*Action item*
Reproduce all of the entries character for character, while leaving out any pictures they contain.

........

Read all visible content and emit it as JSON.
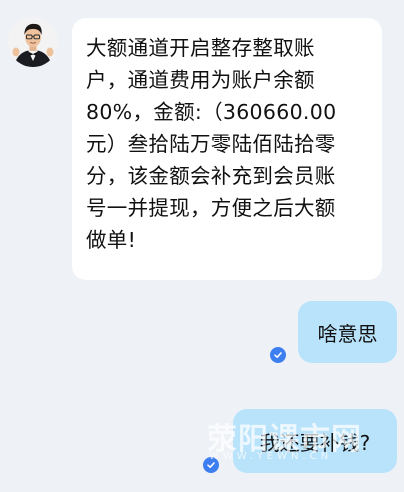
{
  "chat": {
    "incoming": {
      "lines": [
        "大额通道开启整存整取账",
        "户，通道费用为账户余额",
        "80%，金额:（360660.00",
        "元）叁拾陆万零陆佰陆拾零",
        "分，该金额会补充到会员账",
        "号一并提现，方便之后大额",
        "做单!"
      ]
    },
    "outgoing": [
      {
        "text": "啥意思",
        "status": "read"
      },
      {
        "text": "我还要补钱?",
        "status": "read"
      }
    ]
  },
  "icons": {
    "avatar": "avatar-person-icon",
    "read_status": "check-circle-icon"
  },
  "watermark": {
    "main": "荥阳课市网",
    "sub": "WWW.YEWN.CN"
  },
  "colors": {
    "background": "#eef1f6",
    "incoming_bubble": "#ffffff",
    "outgoing_bubble": "#b9e3fb",
    "read_check": "#3d7ef0"
  }
}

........

*Written response*
Read all visible content and emit it as JSON.
{
  "chat": {
    "incoming": {
      "lines": [
        "大额通道开启整存整取账",
        "户，通道费用为账户余额",
        "80%，金额:（360660.00",
        "元）叁拾陆万零陆佰陆拾零",
        "分，该金额会补充到会员账",
        "号一并提现，方便之后大额",
        "做单!"
      ]
    },
    "outgoing": [
      {
        "text": "啥意思",
        "status": "read"
      },
      {
        "text": "我还要补钱?",
        "status": "read"
      }
    ]
  },
  "icons": {
    "avatar": "avatar-person-icon",
    "read_status": "check-circle-icon"
  },
  "watermark": {
    "main": "荥阳课市网",
    "sub": "WWW.YEWN.CN"
  },
  "colors": {
    "background": "#eef1f6",
    "incoming_bubble": "#ffffff",
    "outgoing_bubble": "#b9e3fb",
    "read_check": "#3d7ef0"
  }
}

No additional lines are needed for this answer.